Welcome to this week’s edition of This Week in Pensions! This is the news you need to know in the fight for a secure retirement.
Before you dive into our top stories from this week, check out New Hampshire public employees sharing why their pensions matter for their retirement security.
Here are the top stories from this week:
The Public Pension Crisis: Are Your Taxes Going To Go Up? by Steve Forbes. In an article for his magazine, Forbes falsely asserts that public pensions are in a state of supposed “crisis” that will somehow jeopardize taxpayers. The National Conference on Public Employee Retirement Systems (NCPERS) has illustrated that the first assertion is incorrect because the vast majority of public pensions are well-funded despite the market uncertainty during the pandemic-induced economic downturn. NCPERS has also debunked the notion that public pensions are a liability for taxpayers. In 2016, public pensions contributed $277.6 billion in state and local tax revenues. During the same year, state and local governments contributed $140.3 billion to public pensions, making pensions revenue generators. Forbes’ arguments are not supported by the facts on how fiscally sound public pensions are for both taxpayers and state and local governments.

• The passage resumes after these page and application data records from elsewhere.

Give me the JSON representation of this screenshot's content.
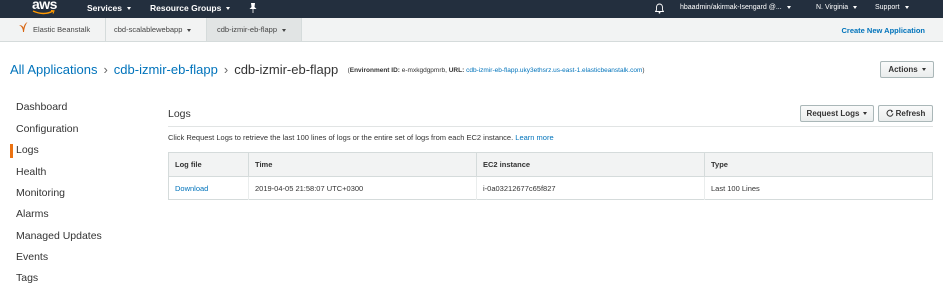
{
  "topnav": {
    "logo": "aws",
    "services": "Services",
    "resource_groups": "Resource Groups",
    "account": "hbaadmin/akirmak-Isengard @...",
    "region": "N. Virginia",
    "support": "Support"
  },
  "subnav": {
    "service": "Elastic Beanstalk",
    "application": "cbd-scalablewebapp",
    "environment": "cdb-izmir-eb-flapp",
    "create": "Create New Application"
  },
  "header": {
    "all_apps": "All Applications",
    "app": "cdb-izmir-eb-flapp",
    "env": "cdb-izmir-eb-flapp",
    "env_id_label": "Environment ID:",
    "env_id": "e-mxkgdgpmrb,",
    "url_label": "URL:",
    "url": "cdb-izmir-eb-flapp.uky3ethsrz.us-east-1.elasticbeanstalk.com",
    "actions": "Actions"
  },
  "sidebar": {
    "items": [
      {
        "label": "Dashboard"
      },
      {
        "label": "Configuration"
      },
      {
        "label": "Logs"
      },
      {
        "label": "Health"
      },
      {
        "label": "Monitoring"
      },
      {
        "label": "Alarms"
      },
      {
        "label": "Managed Updates"
      },
      {
        "label": "Events"
      },
      {
        "label": "Tags"
      }
    ]
  },
  "logs": {
    "title": "Logs",
    "request_logs": "Request Logs",
    "refresh": "Refresh",
    "description": "Click Request Logs to retrieve the last 100 lines of logs or the entire set of logs from each EC2 instance.",
    "learn_more": "Learn more",
    "columns": [
      "Log file",
      "Time",
      "EC2 instance",
      "Type"
    ],
    "rows": [
      [
        "Download",
        "2019-04-05 21:58:07 UTC+0300",
        "i-0a03212677c65f827",
        "Last 100 Lines"
      ]
    ]
  },
  "colors": {
    "nav_bg": "#232f3e",
    "link": "#0073bb",
    "accent": "#ec7211"
  },
  "icons": [
    "aws-logo",
    "pin-icon",
    "bell-icon",
    "beanstalk-icon",
    "refresh-icon"
  ]
}
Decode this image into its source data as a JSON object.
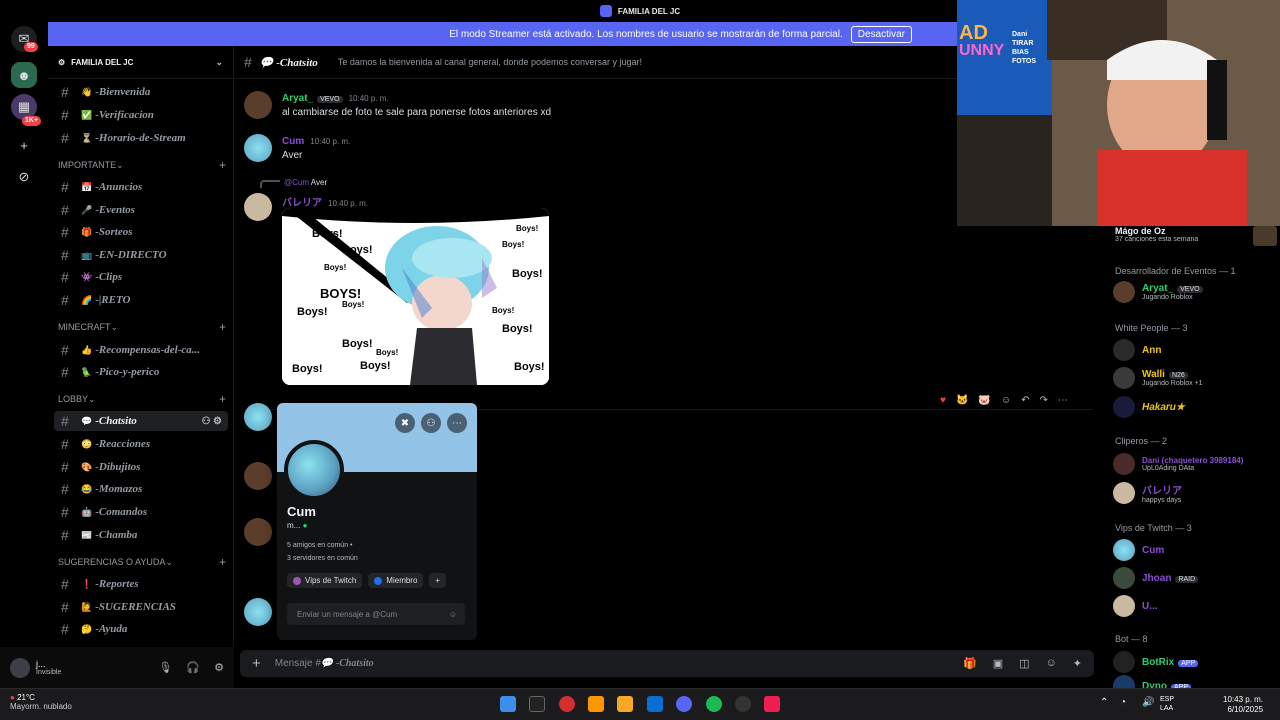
{
  "window": {
    "title": "FAMILIA DEL JC"
  },
  "rail": {
    "badge_top": "99",
    "badge_mid": "1K+"
  },
  "streamer_banner": {
    "text": "El modo Streamer está activado. Los nombres de usuario se mostrarán de forma parcial.",
    "button": "Desactivar"
  },
  "server": {
    "name": "FAMILIA DEL JC"
  },
  "channels": {
    "top": [
      {
        "emoji": "👋",
        "name": "-Bienvenida"
      },
      {
        "emoji": "✅",
        "name": "-Verificacion"
      },
      {
        "emoji": "⏳",
        "name": "-Horario-de-Stream"
      }
    ],
    "cat_importante": "IMPORTANTE",
    "importante": [
      {
        "emoji": "📅",
        "name": "-Anuncios"
      },
      {
        "emoji": "🎤",
        "name": "-Eventos"
      },
      {
        "emoji": "🎁",
        "name": "-Sorteos"
      },
      {
        "emoji": "📺",
        "name": "-EN-DIRECTO"
      },
      {
        "emoji": "👾",
        "name": "-Clips"
      },
      {
        "emoji": "🌈",
        "name": "-|RETO"
      }
    ],
    "cat_minecraft": "MINECRAFT",
    "minecraft": [
      {
        "emoji": "👍",
        "name": "-Recompensas-del-ca..."
      },
      {
        "emoji": "🦜",
        "name": "-Pico-y-perico"
      }
    ],
    "cat_lobby": "LOBBY",
    "lobby": [
      {
        "emoji": "💬",
        "name": "-Chatsito"
      },
      {
        "emoji": "😳",
        "name": "-Reacciones"
      },
      {
        "emoji": "🎨",
        "name": "-Dibujitos"
      },
      {
        "emoji": "😂",
        "name": "-Momazos"
      },
      {
        "emoji": "🤖",
        "name": "-Comandos"
      },
      {
        "emoji": "📰",
        "name": "-Chamba"
      }
    ],
    "cat_sugerencias": "SUGERENCIAS O AYUDA",
    "sugerencias": [
      {
        "emoji": "❗",
        "name": "-Reportes"
      },
      {
        "emoji": "🙋",
        "name": "-SUGERENCIAS"
      },
      {
        "emoji": "🤔",
        "name": "-Ayuda"
      }
    ]
  },
  "user": {
    "name": "j...",
    "status": "Invisible"
  },
  "chat_header": {
    "channel": "💬 -Chatsito",
    "topic": "Te damos la bienvenida al canal general, donde podemos conversar y jugar!"
  },
  "messages": [
    {
      "author": "Aryat_",
      "tag": "VEVO",
      "time": "10:40 p. m.",
      "text": "al cambiarse de foto te sale para ponerse fotos anteriores xd"
    },
    {
      "author": "Cum",
      "time": "10:40 p. m.",
      "text": "Aver"
    },
    {
      "reply_to": "@Cum",
      "reply_text": "Aver",
      "author": "バレリア",
      "time": "10:40 p. m."
    }
  ],
  "image_text": {
    "t1": "Boys!",
    "t2": "BOYS!"
  },
  "popup": {
    "name": "Cum",
    "sub": "m...",
    "mutual_friends": "5 amigos en común •",
    "mutual_servers": "3 servidores en común",
    "roles": [
      {
        "name": "Vips de Twitch",
        "color": "#9b59b6"
      },
      {
        "name": "Miembro",
        "color": "#1f6feb"
      }
    ],
    "message_placeholder": "Enviar un mensaje a @Cum"
  },
  "composer": {
    "placeholder_prefix": "Mensaje #",
    "placeholder_channel": "💬 -Chatsito"
  },
  "members": {
    "mago": {
      "name": "Mágo de Oz",
      "sub": "37 canciones esta semana"
    },
    "groups": [
      {
        "title": "Desarrollador de Eventos — 1"
      },
      {
        "title": "White People — 3"
      },
      {
        "title": "Cliperos — 2"
      },
      {
        "title": "Vips de Twitch — 3"
      },
      {
        "title": "Bot — 8"
      }
    ],
    "list": [
      {
        "name": "Aryat_",
        "tag": "VEVO",
        "activity": "Jugando Roblox",
        "color": "#2ecc71"
      },
      {
        "name": "Ann",
        "color": "#f1c40f"
      },
      {
        "name": "Walli",
        "tag": "N26",
        "activity": "Jugando Roblox +1",
        "color": "#f1c40f"
      },
      {
        "name": "Hakaru★",
        "color": "#f1c40f"
      },
      {
        "name": "Dani (chaquetero 3989184)",
        "activity": "UpL0Ading DAta",
        "color": "#9b59b6"
      },
      {
        "name": "バレリア",
        "activity": "happys days",
        "color": "#9b59b6"
      },
      {
        "name": "Cum",
        "color": "#9b59b6"
      },
      {
        "name": "Jhoan",
        "tag": "RAID",
        "color": "#9b59b6"
      },
      {
        "name": "U...",
        "color": "#9b59b6"
      },
      {
        "name": "BotRix",
        "tag": "APP",
        "color": "#2ecc71"
      },
      {
        "name": "Dyno",
        "tag": "APP",
        "color": "#2ecc71"
      }
    ]
  },
  "webcam": {
    "poster_line1": "AD",
    "poster_line2": "UNNY",
    "poster_line3": "Dani TIRAR BIAS FOTOS"
  },
  "taskbar": {
    "weather_temp": "21°C",
    "weather_desc": "Mayorm. nublado",
    "lang1": "ESP",
    "lang2": "LAA",
    "time": "10:43 p. m.",
    "date": "6/10/2025"
  },
  "colors": {
    "blurple": "#5865f2",
    "cum": "#8a4fd1",
    "aryat": "#2ecc71",
    "baleria": "#8a4fd1"
  }
}
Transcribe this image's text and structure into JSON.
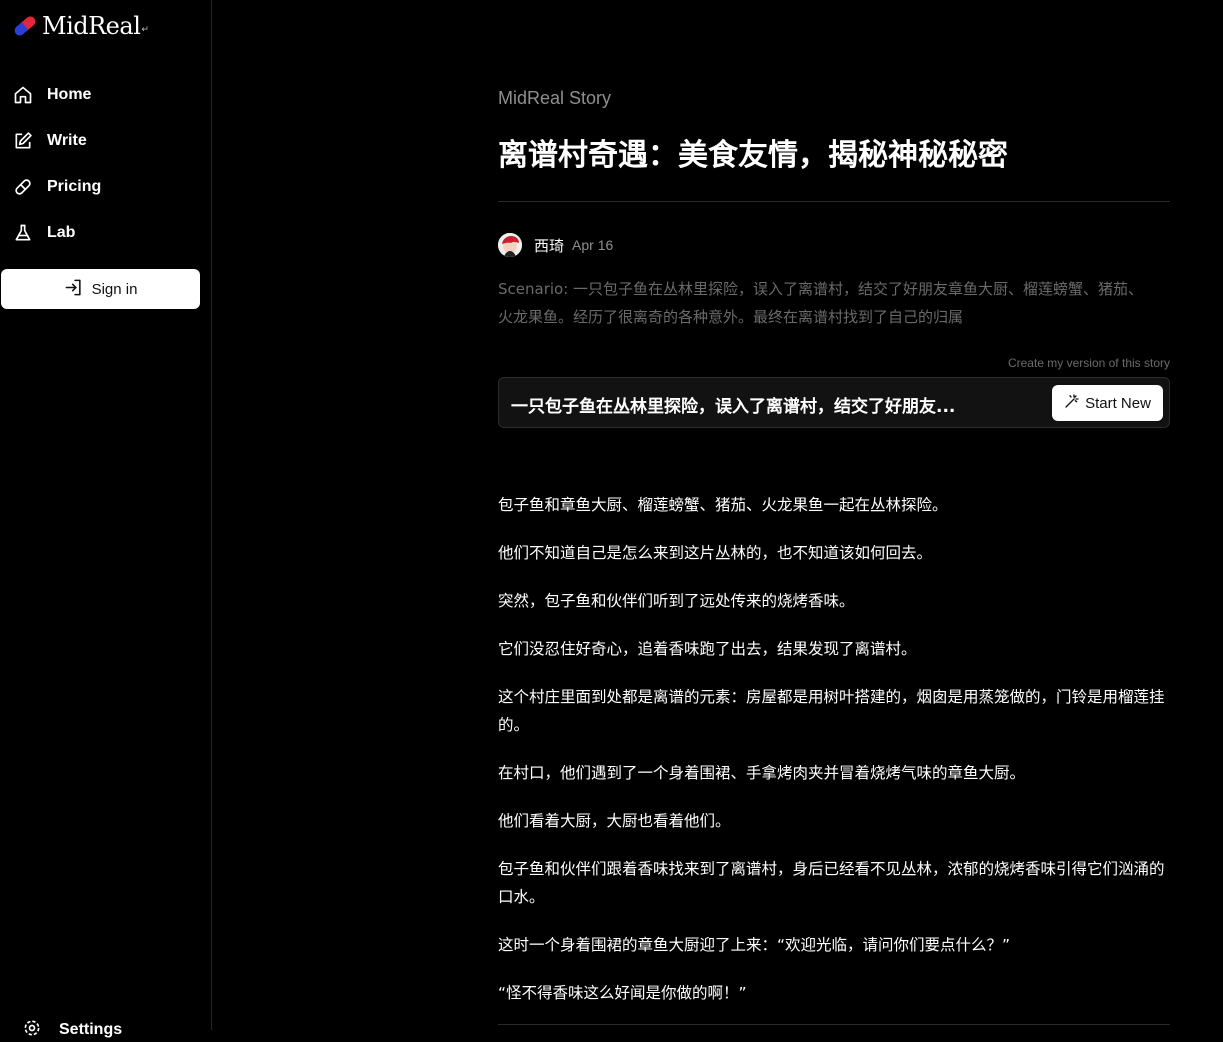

Across Generations, Middle Class U.S. Households Have Few Financial Assets, According to New Analysis from the National Institute on Retirement Security by the National Institute on Retirement Security (NIRS). Yesterday, NIRS shared new research on how the middle classes of the millennials, Generation X, and baby boomer generations own a low amount of financial assets compared to their wealthier counterparts. NIRS found that, in 2019, middle-class millennials owned 14% of their generation’s financial assets. These numbers decrease even more for Generation X and the baby boomers, with middle-class members of Generation X owning 8% of their generation’s financial assets and middle-class baby boomers owning just 6%. These findings have negative implications for each generation’s retirement security. For example, assuming all of their financial assets will be used for retirement, middle-class baby boomers had an annual income of less than $2,000 in 2019, which is not nearly enough to retire with security. However, one of the NIRS’ recommended solutions to strengthen middle-class workers’ retirement security is to protect defined-benefit pensions, which offer a modest but guaranteed benefit that ensures they do not fall behind in retirement.
Be sure to check back next week for the latest news in the fight for a secure retirement!